## ABOUT THIS EXERCISE
Copy the entries that appear below in full, leaving out any picture among them.

MATERIAL PROVIDED START

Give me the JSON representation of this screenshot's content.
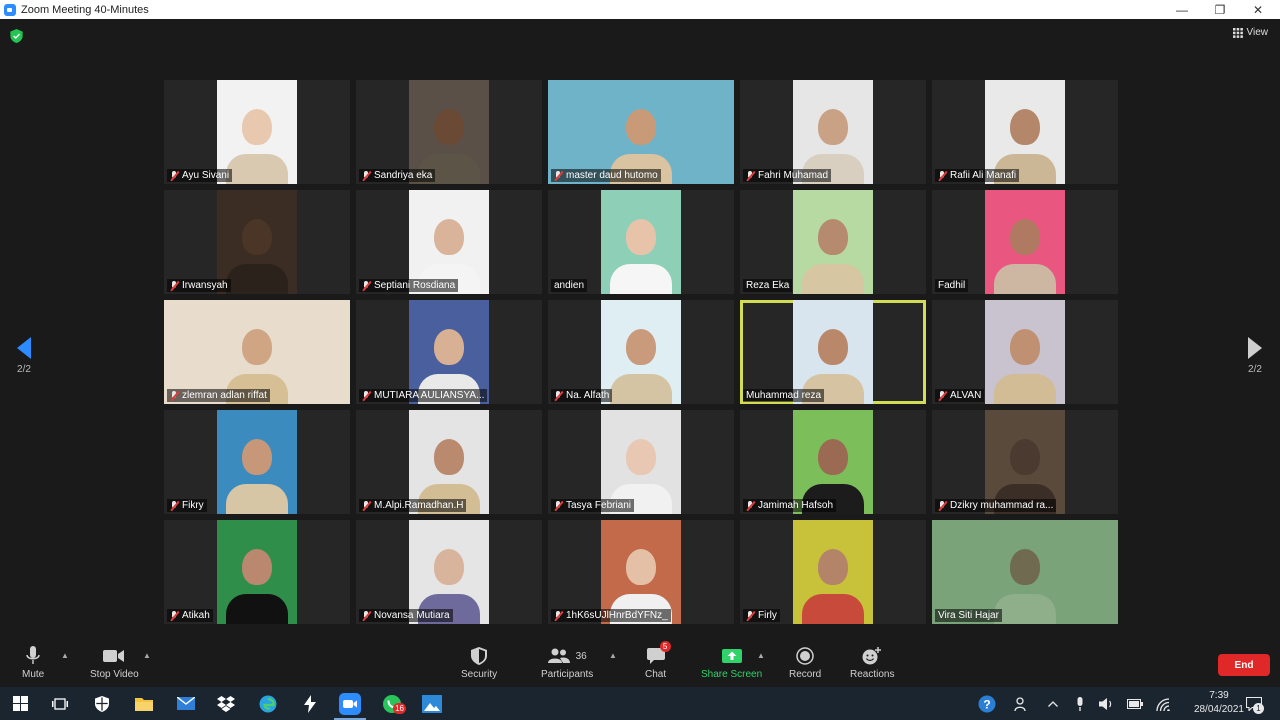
{
  "window": {
    "title": "Zoom Meeting 40-Minutes"
  },
  "header": {
    "view_label": "View"
  },
  "pager": {
    "left": "2/2",
    "right": "2/2"
  },
  "participants_grid": [
    {
      "name": "Ayu Sivani",
      "muted": true,
      "wide": false,
      "skin": "#e8c9b0",
      "bg": "#f2f2f2",
      "shirt": "#d8c9b0"
    },
    {
      "name": "Sandriya eka",
      "muted": true,
      "wide": false,
      "skin": "#6a4a35",
      "bg": "#5a5048",
      "shirt": "#5d5448"
    },
    {
      "name": "master daud hutomo",
      "muted": true,
      "wide": true,
      "skin": "#c99a77",
      "bg": "#6fb3c9",
      "shirt": "#d9c3a0"
    },
    {
      "name": "Fahri Muhamad",
      "muted": true,
      "wide": false,
      "skin": "#c9a184",
      "bg": "#e6e6e6",
      "shirt": "#d8cfc0"
    },
    {
      "name": "Rafii Ali Manafi",
      "muted": true,
      "wide": false,
      "skin": "#b5876a",
      "bg": "#e9e9e9",
      "shirt": "#cbb795"
    },
    {
      "name": "Irwansyah",
      "muted": true,
      "wide": false,
      "skin": "#4b3526",
      "bg": "#3b2d24",
      "shirt": "#2c221c"
    },
    {
      "name": "Septiani Rosdiana",
      "muted": true,
      "wide": false,
      "skin": "#d9b49a",
      "bg": "#f1f1f1",
      "shirt": "#f4f4f4"
    },
    {
      "name": "andien",
      "muted": false,
      "wide": false,
      "skin": "#e7c3aa",
      "bg": "#8ed0b7",
      "shirt": "#f6f6f6"
    },
    {
      "name": "Reza Eka",
      "muted": false,
      "wide": false,
      "skin": "#b58a6e",
      "bg": "#b7d9a2",
      "shirt": "#d6c6a2"
    },
    {
      "name": "Fadhil",
      "muted": false,
      "wide": false,
      "skin": "#b07a62",
      "bg": "#e9567f",
      "shirt": "#cdb6a2"
    },
    {
      "name": "zlemran adlan riffat",
      "muted": true,
      "wide": true,
      "skin": "#cfa584",
      "bg": "#e8dccc",
      "shirt": "#d6bf95"
    },
    {
      "name": "MUTIARA AULIANSYA...",
      "muted": true,
      "wide": false,
      "skin": "#d8b094",
      "bg": "#4a5f9e",
      "shirt": "#e9e9e9"
    },
    {
      "name": "Na. Alfath",
      "muted": true,
      "wide": false,
      "skin": "#c99a7c",
      "bg": "#dfeef3",
      "shirt": "#d4c4a4"
    },
    {
      "name": "Muhammad reza",
      "muted": false,
      "wide": false,
      "skin": "#b9876a",
      "bg": "#d8e4ee",
      "shirt": "#d5c3a1"
    },
    {
      "name": "ALVAN",
      "muted": true,
      "wide": false,
      "skin": "#c09072",
      "bg": "#c9c3cf",
      "shirt": "#d1bc96"
    },
    {
      "name": "Fikry",
      "muted": true,
      "wide": false,
      "skin": "#c69779",
      "bg": "#3b8bbf",
      "shirt": "#d7c6a6"
    },
    {
      "name": "M.Alpi.Ramadhan.H",
      "muted": true,
      "wide": false,
      "skin": "#b98a6d",
      "bg": "#e4e4e4",
      "shirt": "#d3bd94"
    },
    {
      "name": "Tasya Febriani",
      "muted": true,
      "wide": false,
      "skin": "#e8c7b3",
      "bg": "#e2e2e2",
      "shirt": "#f1f1f1"
    },
    {
      "name": "Jamimah Hafsoh",
      "muted": true,
      "wide": false,
      "skin": "#9a6b52",
      "bg": "#7cbf5a",
      "shirt": "#1c1c1c"
    },
    {
      "name": "Dzikry muhammad ra...",
      "muted": true,
      "wide": false,
      "skin": "#4a3a30",
      "bg": "#5a4a3c",
      "shirt": "#3a2e26"
    },
    {
      "name": "Atikah",
      "muted": true,
      "wide": false,
      "skin": "#b9886e",
      "bg": "#2f8f4a",
      "shirt": "#111111"
    },
    {
      "name": "Novansa Mutiara",
      "muted": true,
      "wide": false,
      "skin": "#d8b49c",
      "bg": "#e5e5e5",
      "shirt": "#6e6a9c"
    },
    {
      "name": "1hK6sUJlHnrBdYFNz_",
      "muted": true,
      "wide": false,
      "skin": "#e4c1a6",
      "bg": "#c26a4a",
      "shirt": "#f0f0f0"
    },
    {
      "name": "Firly",
      "muted": true,
      "wide": false,
      "skin": "#b38468",
      "bg": "#c7c23a",
      "shirt": "#c84a3a"
    },
    {
      "name": "Vira Siti Hajar",
      "muted": false,
      "wide": true,
      "skin": "#6f6a50",
      "bg": "#7aa37a",
      "shirt": "#8fae8a"
    }
  ],
  "active_speaker_index": 13,
  "toolbar": {
    "mute_label": "Mute",
    "stop_video_label": "Stop Video",
    "security_label": "Security",
    "participants_label": "Participants",
    "participants_count": "36",
    "chat_label": "Chat",
    "chat_badge": "5",
    "share_screen_label": "Share Screen",
    "record_label": "Record",
    "reactions_label": "Reactions",
    "end_label": "End",
    "share_color": "#2fd36a",
    "end_color": "#e02828"
  },
  "taskbar": {
    "whatsapp_badge": "16",
    "time": "7:39",
    "date": "28/04/2021",
    "notification_count": "1"
  }
}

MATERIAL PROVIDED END

## SOLUTION TO THIS TASK
Give me the JSON representation of this screenshot's content.
{
  "window": {
    "title": "Zoom Meeting 40-Minutes"
  },
  "header": {
    "view_label": "View"
  },
  "pager": {
    "left": "2/2",
    "right": "2/2"
  },
  "participants_grid": [
    {
      "name": "Ayu Sivani",
      "muted": true,
      "wide": false,
      "skin": "#e8c9b0",
      "bg": "#f2f2f2",
      "shirt": "#d8c9b0"
    },
    {
      "name": "Sandriya eka",
      "muted": true,
      "wide": false,
      "skin": "#6a4a35",
      "bg": "#5a5048",
      "shirt": "#5d5448"
    },
    {
      "name": "master daud hutomo",
      "muted": true,
      "wide": true,
      "skin": "#c99a77",
      "bg": "#6fb3c9",
      "shirt": "#d9c3a0"
    },
    {
      "name": "Fahri Muhamad",
      "muted": true,
      "wide": false,
      "skin": "#c9a184",
      "bg": "#e6e6e6",
      "shirt": "#d8cfc0"
    },
    {
      "name": "Rafii Ali Manafi",
      "muted": true,
      "wide": false,
      "skin": "#b5876a",
      "bg": "#e9e9e9",
      "shirt": "#cbb795"
    },
    {
      "name": "Irwansyah",
      "muted": true,
      "wide": false,
      "skin": "#4b3526",
      "bg": "#3b2d24",
      "shirt": "#2c221c"
    },
    {
      "name": "Septiani Rosdiana",
      "muted": true,
      "wide": false,
      "skin": "#d9b49a",
      "bg": "#f1f1f1",
      "shirt": "#f4f4f4"
    },
    {
      "name": "andien",
      "muted": false,
      "wide": false,
      "skin": "#e7c3aa",
      "bg": "#8ed0b7",
      "shirt": "#f6f6f6"
    },
    {
      "name": "Reza Eka",
      "muted": false,
      "wide": false,
      "skin": "#b58a6e",
      "bg": "#b7d9a2",
      "shirt": "#d6c6a2"
    },
    {
      "name": "Fadhil",
      "muted": false,
      "wide": false,
      "skin": "#b07a62",
      "bg": "#e9567f",
      "shirt": "#cdb6a2"
    },
    {
      "name": "zlemran adlan riffat",
      "muted": true,
      "wide": true,
      "skin": "#cfa584",
      "bg": "#e8dccc",
      "shirt": "#d6bf95"
    },
    {
      "name": "MUTIARA AULIANSYA...",
      "muted": true,
      "wide": false,
      "skin": "#d8b094",
      "bg": "#4a5f9e",
      "shirt": "#e9e9e9"
    },
    {
      "name": "Na. Alfath",
      "muted": true,
      "wide": false,
      "skin": "#c99a7c",
      "bg": "#dfeef3",
      "shirt": "#d4c4a4"
    },
    {
      "name": "Muhammad reza",
      "muted": false,
      "wide": false,
      "skin": "#b9876a",
      "bg": "#d8e4ee",
      "shirt": "#d5c3a1"
    },
    {
      "name": "ALVAN",
      "muted": true,
      "wide": false,
      "skin": "#c09072",
      "bg": "#c9c3cf",
      "shirt": "#d1bc96"
    },
    {
      "name": "Fikry",
      "muted": true,
      "wide": false,
      "skin": "#c69779",
      "bg": "#3b8bbf",
      "shirt": "#d7c6a6"
    },
    {
      "name": "M.Alpi.Ramadhan.H",
      "muted": true,
      "wide": false,
      "skin": "#b98a6d",
      "bg": "#e4e4e4",
      "shirt": "#d3bd94"
    },
    {
      "name": "Tasya Febriani",
      "muted": true,
      "wide": false,
      "skin": "#e8c7b3",
      "bg": "#e2e2e2",
      "shirt": "#f1f1f1"
    },
    {
      "name": "Jamimah Hafsoh",
      "muted": true,
      "wide": false,
      "skin": "#9a6b52",
      "bg": "#7cbf5a",
      "shirt": "#1c1c1c"
    },
    {
      "name": "Dzikry muhammad ra...",
      "muted": true,
      "wide": false,
      "skin": "#4a3a30",
      "bg": "#5a4a3c",
      "shirt": "#3a2e26"
    },
    {
      "name": "Atikah",
      "muted": true,
      "wide": false,
      "skin": "#b9886e",
      "bg": "#2f8f4a",
      "shirt": "#111111"
    },
    {
      "name": "Novansa Mutiara",
      "muted": true,
      "wide": false,
      "skin": "#d8b49c",
      "bg": "#e5e5e5",
      "shirt": "#6e6a9c"
    },
    {
      "name": "1hK6sUJlHnrBdYFNz_",
      "muted": true,
      "wide": false,
      "skin": "#e4c1a6",
      "bg": "#c26a4a",
      "shirt": "#f0f0f0"
    },
    {
      "name": "Firly",
      "muted": true,
      "wide": false,
      "skin": "#b38468",
      "bg": "#c7c23a",
      "shirt": "#c84a3a"
    },
    {
      "name": "Vira Siti Hajar",
      "muted": false,
      "wide": true,
      "skin": "#6f6a50",
      "bg": "#7aa37a",
      "shirt": "#8fae8a"
    }
  ],
  "active_speaker_index": 13,
  "toolbar": {
    "mute_label": "Mute",
    "stop_video_label": "Stop Video",
    "security_label": "Security",
    "participants_label": "Participants",
    "participants_count": "36",
    "chat_label": "Chat",
    "chat_badge": "5",
    "share_screen_label": "Share Screen",
    "record_label": "Record",
    "reactions_label": "Reactions",
    "end_label": "End",
    "share_color": "#2fd36a",
    "end_color": "#e02828"
  },
  "taskbar": {
    "whatsapp_badge": "16",
    "time": "7:39",
    "date": "28/04/2021",
    "notification_count": "1"
  }
}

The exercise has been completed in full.